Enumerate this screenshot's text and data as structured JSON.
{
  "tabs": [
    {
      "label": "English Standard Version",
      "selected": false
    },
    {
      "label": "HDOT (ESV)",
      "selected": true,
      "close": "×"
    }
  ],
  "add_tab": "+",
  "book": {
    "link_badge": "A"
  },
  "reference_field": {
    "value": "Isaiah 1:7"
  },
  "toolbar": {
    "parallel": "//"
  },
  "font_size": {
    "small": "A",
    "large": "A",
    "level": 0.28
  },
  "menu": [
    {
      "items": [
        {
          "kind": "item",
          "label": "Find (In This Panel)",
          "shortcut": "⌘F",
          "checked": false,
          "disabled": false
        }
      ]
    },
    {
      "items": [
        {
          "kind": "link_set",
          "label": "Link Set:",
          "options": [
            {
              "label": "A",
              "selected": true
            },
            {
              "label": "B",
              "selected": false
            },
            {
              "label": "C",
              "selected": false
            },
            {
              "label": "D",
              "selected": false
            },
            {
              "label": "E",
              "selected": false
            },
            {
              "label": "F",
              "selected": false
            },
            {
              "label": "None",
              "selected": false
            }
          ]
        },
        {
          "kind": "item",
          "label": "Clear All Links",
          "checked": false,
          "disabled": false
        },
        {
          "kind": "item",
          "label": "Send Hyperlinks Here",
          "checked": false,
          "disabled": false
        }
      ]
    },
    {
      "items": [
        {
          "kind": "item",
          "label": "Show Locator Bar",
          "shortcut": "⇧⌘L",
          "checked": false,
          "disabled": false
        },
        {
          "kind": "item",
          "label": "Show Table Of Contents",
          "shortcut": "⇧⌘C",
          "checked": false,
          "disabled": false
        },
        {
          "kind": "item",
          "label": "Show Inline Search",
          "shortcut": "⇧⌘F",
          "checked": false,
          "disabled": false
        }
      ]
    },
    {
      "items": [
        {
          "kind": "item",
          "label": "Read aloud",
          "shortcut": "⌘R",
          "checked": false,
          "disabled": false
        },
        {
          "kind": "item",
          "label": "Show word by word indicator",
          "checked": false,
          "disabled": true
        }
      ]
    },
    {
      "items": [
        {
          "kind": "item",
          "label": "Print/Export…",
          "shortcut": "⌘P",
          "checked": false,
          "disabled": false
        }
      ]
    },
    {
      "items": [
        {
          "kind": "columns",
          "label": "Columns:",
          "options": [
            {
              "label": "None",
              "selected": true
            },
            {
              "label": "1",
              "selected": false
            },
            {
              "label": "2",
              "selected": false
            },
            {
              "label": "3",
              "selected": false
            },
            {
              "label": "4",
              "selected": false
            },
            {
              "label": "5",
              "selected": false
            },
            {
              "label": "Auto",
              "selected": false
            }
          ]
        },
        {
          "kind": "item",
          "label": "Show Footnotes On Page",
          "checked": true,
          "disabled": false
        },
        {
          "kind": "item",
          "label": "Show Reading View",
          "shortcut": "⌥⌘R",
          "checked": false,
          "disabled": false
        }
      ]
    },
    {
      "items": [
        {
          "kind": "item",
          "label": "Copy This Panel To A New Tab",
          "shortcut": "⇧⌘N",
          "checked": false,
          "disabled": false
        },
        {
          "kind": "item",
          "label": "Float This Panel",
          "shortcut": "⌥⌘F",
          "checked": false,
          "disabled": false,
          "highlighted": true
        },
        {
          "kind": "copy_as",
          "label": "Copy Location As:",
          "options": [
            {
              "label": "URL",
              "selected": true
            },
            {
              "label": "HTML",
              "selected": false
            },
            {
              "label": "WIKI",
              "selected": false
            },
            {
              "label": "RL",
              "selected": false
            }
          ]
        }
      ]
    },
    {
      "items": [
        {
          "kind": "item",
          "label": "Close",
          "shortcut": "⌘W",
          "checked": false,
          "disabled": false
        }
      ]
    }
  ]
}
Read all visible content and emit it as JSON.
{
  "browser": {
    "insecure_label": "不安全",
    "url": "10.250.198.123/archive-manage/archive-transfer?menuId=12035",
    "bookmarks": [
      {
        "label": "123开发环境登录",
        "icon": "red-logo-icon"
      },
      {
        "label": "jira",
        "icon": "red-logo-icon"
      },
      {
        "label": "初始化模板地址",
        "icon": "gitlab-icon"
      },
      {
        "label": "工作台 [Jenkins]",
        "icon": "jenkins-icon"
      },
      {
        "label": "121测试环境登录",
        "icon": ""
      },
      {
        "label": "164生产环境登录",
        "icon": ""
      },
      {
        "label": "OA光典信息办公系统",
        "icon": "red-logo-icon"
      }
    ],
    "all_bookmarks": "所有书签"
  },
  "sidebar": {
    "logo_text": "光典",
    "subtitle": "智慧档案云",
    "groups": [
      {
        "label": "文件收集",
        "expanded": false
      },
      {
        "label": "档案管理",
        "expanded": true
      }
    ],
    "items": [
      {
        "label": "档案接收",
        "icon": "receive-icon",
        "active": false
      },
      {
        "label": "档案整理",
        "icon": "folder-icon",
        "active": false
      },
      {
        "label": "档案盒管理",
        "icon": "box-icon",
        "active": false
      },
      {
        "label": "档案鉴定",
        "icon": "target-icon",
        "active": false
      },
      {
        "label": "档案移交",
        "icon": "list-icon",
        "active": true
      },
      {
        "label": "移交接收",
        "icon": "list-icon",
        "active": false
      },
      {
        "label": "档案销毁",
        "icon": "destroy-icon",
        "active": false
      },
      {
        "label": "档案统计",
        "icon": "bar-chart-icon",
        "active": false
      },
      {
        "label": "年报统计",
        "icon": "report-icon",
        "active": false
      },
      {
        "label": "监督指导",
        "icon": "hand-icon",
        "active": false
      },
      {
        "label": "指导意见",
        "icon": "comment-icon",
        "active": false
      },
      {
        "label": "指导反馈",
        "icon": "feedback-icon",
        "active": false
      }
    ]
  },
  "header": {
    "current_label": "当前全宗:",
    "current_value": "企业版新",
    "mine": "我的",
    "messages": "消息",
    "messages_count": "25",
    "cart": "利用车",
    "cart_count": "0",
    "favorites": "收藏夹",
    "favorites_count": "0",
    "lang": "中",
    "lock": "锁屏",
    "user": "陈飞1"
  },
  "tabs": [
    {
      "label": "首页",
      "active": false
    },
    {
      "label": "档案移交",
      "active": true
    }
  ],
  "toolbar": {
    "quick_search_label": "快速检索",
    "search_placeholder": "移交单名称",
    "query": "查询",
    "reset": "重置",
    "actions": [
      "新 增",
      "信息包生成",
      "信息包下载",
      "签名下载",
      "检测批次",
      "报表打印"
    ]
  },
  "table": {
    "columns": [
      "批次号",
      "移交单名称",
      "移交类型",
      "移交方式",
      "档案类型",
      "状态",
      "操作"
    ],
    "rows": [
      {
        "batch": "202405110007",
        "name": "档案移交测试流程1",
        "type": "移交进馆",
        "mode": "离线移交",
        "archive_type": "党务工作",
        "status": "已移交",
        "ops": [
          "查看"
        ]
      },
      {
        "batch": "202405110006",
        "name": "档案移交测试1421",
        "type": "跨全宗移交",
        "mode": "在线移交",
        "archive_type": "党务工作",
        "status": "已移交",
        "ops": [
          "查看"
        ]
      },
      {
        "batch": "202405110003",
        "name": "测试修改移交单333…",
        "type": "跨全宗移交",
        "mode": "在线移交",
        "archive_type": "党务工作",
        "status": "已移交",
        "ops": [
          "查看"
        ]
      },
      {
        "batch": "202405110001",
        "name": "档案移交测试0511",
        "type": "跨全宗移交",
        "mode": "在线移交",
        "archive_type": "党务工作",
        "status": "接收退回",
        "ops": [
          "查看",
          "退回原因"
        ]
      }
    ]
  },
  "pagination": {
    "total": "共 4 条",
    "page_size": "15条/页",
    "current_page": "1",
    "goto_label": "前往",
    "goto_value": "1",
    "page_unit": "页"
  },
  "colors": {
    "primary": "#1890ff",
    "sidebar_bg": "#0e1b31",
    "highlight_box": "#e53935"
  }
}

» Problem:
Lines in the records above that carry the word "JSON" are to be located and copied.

» Output of the task:
Enumerate this screenshot's text and data as structured JSON.
Read all visible content and emit it as JSON.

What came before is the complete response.